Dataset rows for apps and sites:
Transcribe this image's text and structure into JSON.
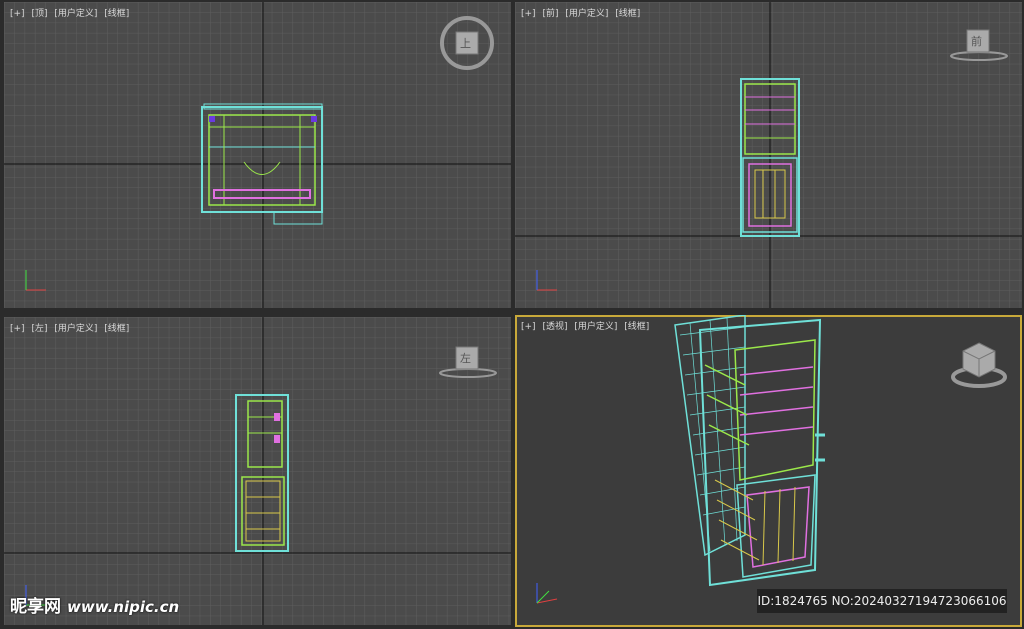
{
  "viewports": {
    "top": {
      "plus": "[+]",
      "view": "[顶]",
      "mode": "[用户定义]",
      "shading": "[线框]",
      "cube_label": "上"
    },
    "front": {
      "plus": "[+]",
      "view": "[前]",
      "mode": "[用户定义]",
      "shading": "[线框]",
      "cube_label": "前"
    },
    "left": {
      "plus": "[+]",
      "view": "[左]",
      "mode": "[用户定义]",
      "shading": "[线框]",
      "cube_label": "左"
    },
    "persp": {
      "plus": "[+]",
      "view": "[透视]",
      "mode": "[用户定义]",
      "shading": "[线框]"
    }
  },
  "watermark": {
    "brand": "昵享网",
    "url": "www.nipic.cn"
  },
  "image_id": "ID:1824765 NO:20240327194723066106",
  "colors": {
    "viewport_bg": "#4b4b4b",
    "grid": "#5e5e5e",
    "active_border": "#c8a93a",
    "wire_cyan": "#6fe0d8",
    "wire_green": "#9be84a",
    "wire_magenta": "#e070e0",
    "wire_yellow": "#d8c84a"
  }
}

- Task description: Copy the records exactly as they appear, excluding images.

- Response box:
Transcribe this image's text and structure into JSON.
{
  "viewports": {
    "top": {
      "plus": "[+]",
      "view": "[顶]",
      "mode": "[用户定义]",
      "shading": "[线框]",
      "cube_label": "上"
    },
    "front": {
      "plus": "[+]",
      "view": "[前]",
      "mode": "[用户定义]",
      "shading": "[线框]",
      "cube_label": "前"
    },
    "left": {
      "plus": "[+]",
      "view": "[左]",
      "mode": "[用户定义]",
      "shading": "[线框]",
      "cube_label": "左"
    },
    "persp": {
      "plus": "[+]",
      "view": "[透视]",
      "mode": "[用户定义]",
      "shading": "[线框]"
    }
  },
  "watermark": {
    "brand": "昵享网",
    "url": "www.nipic.cn"
  },
  "image_id": "ID:1824765 NO:20240327194723066106",
  "colors": {
    "viewport_bg": "#4b4b4b",
    "grid": "#5e5e5e",
    "active_border": "#c8a93a",
    "wire_cyan": "#6fe0d8",
    "wire_green": "#9be84a",
    "wire_magenta": "#e070e0",
    "wire_yellow": "#d8c84a"
  }
}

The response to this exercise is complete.